Bulls or Bears: Teacher Prep Changes in Chicago

From Catalyst (independent reporting on Chicago schools):

Local colleges and universities are using millions of federal dollars to revamp training for future CPS teachers. Many are taking a page from alternative certification programs like Teach for America and the Academy for Urban School Leadership, which focus heavily on immersing prospective teachers in urban classrooms....

Principals also said that first-year teachers, especially those in predominantly black schools, lack classroom management skills. New teachers who don’t have urban field experience may go through a culture shock, contributing to attrition, says Chou (Dean of U-IL at Chicago), who helped design the survey.

“The vast majority of the teaching force is white women who don’t know the (African-American) communities, so there’s a cultural mismatch or a misreading (of students’ behavior) that happens early on and it unravels from there,” Chou says.

In Chicago UTEP, students meet several times a quarter to reflect on their own cultural identities and “experiences they have had crossing cultural, racial and class boundaries,” to prepare them for working in Chicago’s schools.

“Our students are entering a system where the children are segregated along racial, ethnic, linguistic, and even class lines,” Matsko says. “We believe that our teachers have to be really aware of their own perceptions of these issues in order to reach and teach students of color effectively.”

Is that really what rookie teachers need? Awareness? Or practice?

Practice. And what sort of practice? What can we learn from Chicago? Da Bears or Da Bulls?

Bull psychology:

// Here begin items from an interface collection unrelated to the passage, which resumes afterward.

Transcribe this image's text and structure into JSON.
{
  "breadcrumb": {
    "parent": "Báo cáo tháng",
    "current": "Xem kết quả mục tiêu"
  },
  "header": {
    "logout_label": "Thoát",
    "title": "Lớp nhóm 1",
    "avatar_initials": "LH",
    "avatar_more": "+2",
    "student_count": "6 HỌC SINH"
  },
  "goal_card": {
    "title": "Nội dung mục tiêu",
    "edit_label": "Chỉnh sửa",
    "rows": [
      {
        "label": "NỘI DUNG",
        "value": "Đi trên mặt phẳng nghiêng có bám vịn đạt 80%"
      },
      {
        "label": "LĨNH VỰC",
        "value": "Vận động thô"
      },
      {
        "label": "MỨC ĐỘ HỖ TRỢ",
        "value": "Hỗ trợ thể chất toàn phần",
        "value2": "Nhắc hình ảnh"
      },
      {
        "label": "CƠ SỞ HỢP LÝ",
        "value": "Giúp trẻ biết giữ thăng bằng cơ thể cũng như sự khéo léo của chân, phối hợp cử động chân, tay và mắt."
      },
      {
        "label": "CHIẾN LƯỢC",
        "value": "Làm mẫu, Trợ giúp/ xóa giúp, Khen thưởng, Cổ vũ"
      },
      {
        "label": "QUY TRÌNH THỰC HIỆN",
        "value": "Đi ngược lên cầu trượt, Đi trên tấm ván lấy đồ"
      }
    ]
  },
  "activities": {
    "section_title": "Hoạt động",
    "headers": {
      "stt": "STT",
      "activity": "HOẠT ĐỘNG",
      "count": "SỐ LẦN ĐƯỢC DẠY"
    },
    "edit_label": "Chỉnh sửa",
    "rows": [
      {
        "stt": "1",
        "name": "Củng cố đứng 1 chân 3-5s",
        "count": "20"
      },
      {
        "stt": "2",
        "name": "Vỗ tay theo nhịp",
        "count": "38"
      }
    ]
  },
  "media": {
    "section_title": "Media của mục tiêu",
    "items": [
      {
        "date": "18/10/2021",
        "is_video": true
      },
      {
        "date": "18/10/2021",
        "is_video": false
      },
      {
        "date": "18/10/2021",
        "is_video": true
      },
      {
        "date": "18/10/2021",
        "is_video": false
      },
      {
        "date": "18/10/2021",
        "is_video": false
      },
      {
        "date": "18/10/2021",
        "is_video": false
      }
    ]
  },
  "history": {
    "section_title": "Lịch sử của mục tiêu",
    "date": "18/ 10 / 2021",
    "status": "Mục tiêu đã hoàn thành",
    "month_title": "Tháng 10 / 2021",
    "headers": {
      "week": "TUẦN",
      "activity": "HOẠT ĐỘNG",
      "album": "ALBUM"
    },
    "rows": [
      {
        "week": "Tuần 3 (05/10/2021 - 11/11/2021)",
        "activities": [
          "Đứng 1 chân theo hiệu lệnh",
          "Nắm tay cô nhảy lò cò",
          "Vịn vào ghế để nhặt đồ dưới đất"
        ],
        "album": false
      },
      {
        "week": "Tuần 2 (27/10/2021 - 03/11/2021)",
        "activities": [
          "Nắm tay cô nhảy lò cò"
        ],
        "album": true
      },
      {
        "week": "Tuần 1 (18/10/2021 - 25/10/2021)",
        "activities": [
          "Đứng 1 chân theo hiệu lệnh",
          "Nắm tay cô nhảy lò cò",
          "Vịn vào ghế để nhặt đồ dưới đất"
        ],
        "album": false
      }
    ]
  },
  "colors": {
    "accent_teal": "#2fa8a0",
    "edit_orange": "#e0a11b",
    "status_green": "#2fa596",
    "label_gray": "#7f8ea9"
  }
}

Have you considered your options if the bull does charge? A bull has a longer stride than you and has twice as many legs. If you think you can outrun a 2,200 pound piece of meat coming at you at 33 mph please reconsider. Unless the bull is several multiples away from you of the distance you are from the fence, you may have to face it. Take off an article of clothing such as a hat or a jacket or a backpack. As the bull nears throw the object as hard as you can to the right or the left in a horizontal fashion. The bull should follow the target away from you.

Um, okay, so that doesn't really help rookie teachers.

Bear psychology:

If the bear continues to approach as you back away, stop and stand your ground. Speak more loudly in a deep, calm voice, and wave you arms to make yourself look bigger. Keep an eye on the bear, but avoid direct eye contact. Do not be aggressive, but do not crouch down, play dead or otherwise show fear or vulnerability. If the bear charges you, muster all your courage and stay where you are: the charge is most likely a bluff, and if you stand your ground the bear will turn away.

There's something relevant there. Calm. Don't show fear. Stand your ground. But don't instigate/amplify, either. Keep an even tone with the kids. It takes courage. That comes from both mindset and practice.

Rookies wonder why, when they observe skilled veteran teachers, they observe so little misbehavior. It's because the skilled vets tend to exhibit these qualities.